Tagged: 0 Thread(s)
Quoted: 0 Post(s)
ha ha well i tried it myself last night, argh, my arm is too short or my belly is too big? i couldnt exactly manage this. it was pretty comical.
i already hate it, i need to figure out another way. i also cant see demanding DH to do this for me every night....its just NOT attractive.
Ok, I can't remember what it was called, but there was this company that made either an inflatable "gourd" that you put in your introitus and you pump it up with a little hand pump to do the strech.
Anyone know what I'm talking about?
|Informed mothers are learning more about this subject and taking the time to speak with their obstetricians about it, well in advance of their scheduled birthing date. They are adopting a strategy that includes special exercises using a device called EPI·NO. The EPI·NO is a soft balloon-like device that is inserted into the vaginal opening and gently filled with air to a specific pressure.
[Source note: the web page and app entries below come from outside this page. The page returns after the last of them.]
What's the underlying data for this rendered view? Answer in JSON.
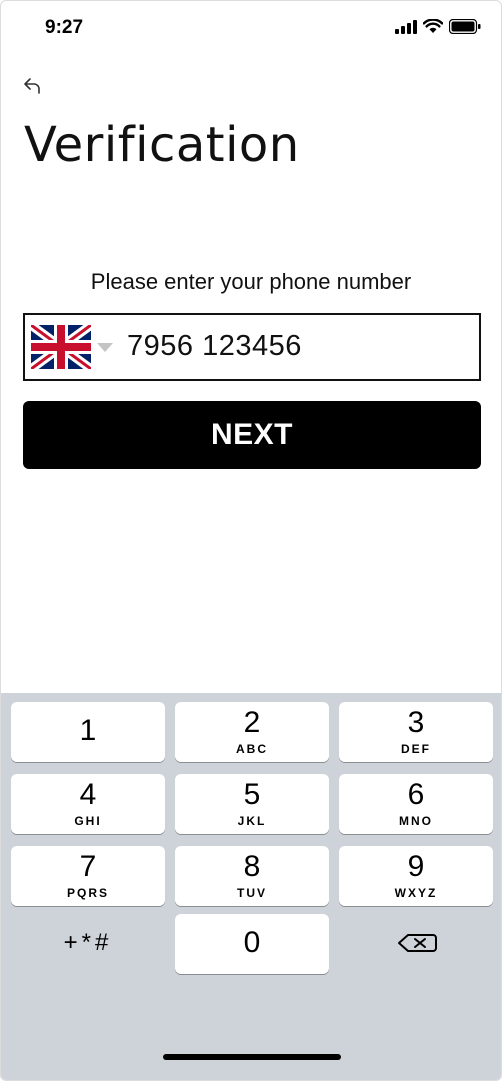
{
  "status_bar": {
    "time": "9:27",
    "icons": [
      "signal-icon",
      "wifi-icon",
      "battery-icon"
    ]
  },
  "header": {
    "back_icon": "back-arrow-icon",
    "title": "Verification"
  },
  "form": {
    "prompt": "Please enter your phone number",
    "country_flag": "uk-flag-icon",
    "phone_value": "7956 123456",
    "next_label": "NEXT"
  },
  "keypad": {
    "keys": [
      {
        "num": "1",
        "letters": ""
      },
      {
        "num": "2",
        "letters": "ABC"
      },
      {
        "num": "3",
        "letters": "DEF"
      },
      {
        "num": "4",
        "letters": "GHI"
      },
      {
        "num": "5",
        "letters": "JKL"
      },
      {
        "num": "6",
        "letters": "MNO"
      },
      {
        "num": "7",
        "letters": "PQRS"
      },
      {
        "num": "8",
        "letters": "TUV"
      },
      {
        "num": "9",
        "letters": "WXYZ"
      },
      {
        "num": "0",
        "letters": ""
      }
    ],
    "symbols": "+*#",
    "delete_icon": "backspace-icon"
  },
  "colors": {
    "button_bg": "#000000",
    "keypad_bg": "#ced3d9",
    "key_bg": "#ffffff"
  }
}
As the balloon is inflated the tissues are gently stretched. The pressure is then maintained for a period of time so that the tissues can adjust to the new opening. Daily the amount of air is increased slightly so that the vaginal opening is gently prepared to receive the baby's head. The end result is that the tissues are not only better prepared for the birthing process, but - because the tissues are not suddenly and violently stretched - the tissues more readily return to their prior state.
The philosophy is not new. In fact, there exists an age-old African custom by which an expectant mother gently inserts a calabash or gourd into the vaginal opening, to manually stretch the pelvic floor muscles and the perineal tissues. This process is still in use today in many parts of Africa. Modern science provides us with knowledge and materials that perform a similar function, but in a safer and more sterile way.
Unlike the calabash or gourd, the EPI·NO can be used not only to prepare the pelvic floor muscles and perineal tissues for birth, it can also be used to regenerate the tissues through post-partum exercises. Approximately three to six weeks following childbirth (ask your OB/GYN when to begin), a mother can begin once again to use the EPI·NO.
By clenching the pelvic floor muscles - a process known as a "kegel exercise" - the new mother will see the pressure on the EPI·NO gauge rise. This is called "bio feedback" and helps to inform you that your pelvic muscle exercises are being done correctly and to track your progress as muscle strength returns. Expectant mothers can experience mild to severe anxiety as childbirth approaches. Using EPI·NO a few weeks in advance of childbirth can help to reduce this anxiety.
Clinical studies have shown that using EPI·NO will:
Reduce the incidence of elective episiotomy
Reduce the incidence of perineal tissue tearing
Increase APGAR scores (measuring the overall health condition of the newborn baby)
Decrease the need for certain drugs during childbirth
Reduce anxiety for the mother
Freethinking Earth-mama of five.
|28 members and 12,781 guests|
|a-sorta-fairytale , bananabee , Boobiejuice , Bow , chispita , Citymomx3 , Deborah , dougmotz15 , girlspn , hillymum , jamesmorrow , joandsarah77 , manyhatsmom , Michele123 , Mody , moominmamma , oaksie68 , philomom , pulcetti , RollerCoasterMama , Shmootzi , silversparrow , Skippy918 , valerievalira , VsAngela , worthy , zebra15|
|Most users ever online was 449,755, 06-25-2014 at 12:21 PM.|